**WHAT NEEDS TO BE DONE:** Because the pictures are not wanted, reproduce the rest of the records below exactly as they stand.

**Dataset rows for apps and sites:**
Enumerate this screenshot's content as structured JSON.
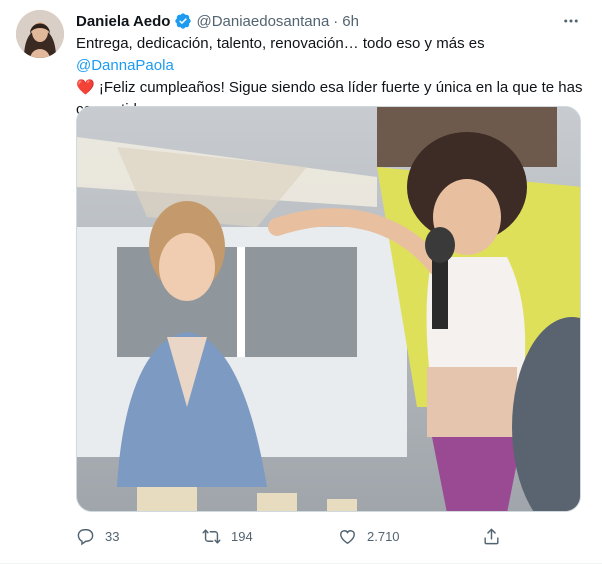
{
  "tweet": {
    "author": {
      "display_name": "Daniela Aedo",
      "handle": "@Daniaedosantana",
      "verified_icon": "verified-badge-icon"
    },
    "separator": "·",
    "time": "6h",
    "text": {
      "line1": "Entrega, dedicación, talento, renovación… todo eso y más es ",
      "mention": "@DannaPaola",
      "heart": "❤️",
      "line2": " ¡Feliz cumpleaños! Sigue siendo esa líder fuerte y única en la que te has convertido"
    },
    "media": {
      "description_icon": "photo-image"
    },
    "actions": {
      "replies": "33",
      "retweets": "194",
      "likes": "2.710"
    }
  },
  "colors": {
    "accent": "#1d9bf0",
    "muted": "#536471",
    "heart": "#e0245e",
    "text": "#0f1419"
  }
}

**OUTPUT FOR THIS EXERCISE:**
Enumerate this screenshot's content as structured JSON.
{
  "tweet": {
    "author": {
      "display_name": "Daniela Aedo",
      "handle": "@Daniaedosantana",
      "verified_icon": "verified-badge-icon"
    },
    "separator": "·",
    "time": "6h",
    "text": {
      "line1": "Entrega, dedicación, talento, renovación… todo eso y más es ",
      "mention": "@DannaPaola",
      "heart": "❤️",
      "line2": " ¡Feliz cumpleaños! Sigue siendo esa líder fuerte y única en la que te has convertido"
    },
    "media": {
      "description_icon": "photo-image"
    },
    "actions": {
      "replies": "33",
      "retweets": "194",
      "likes": "2.710"
    }
  },
  "colors": {
    "accent": "#1d9bf0",
    "muted": "#536471",
    "heart": "#e0245e",
    "text": "#0f1419"
  }
}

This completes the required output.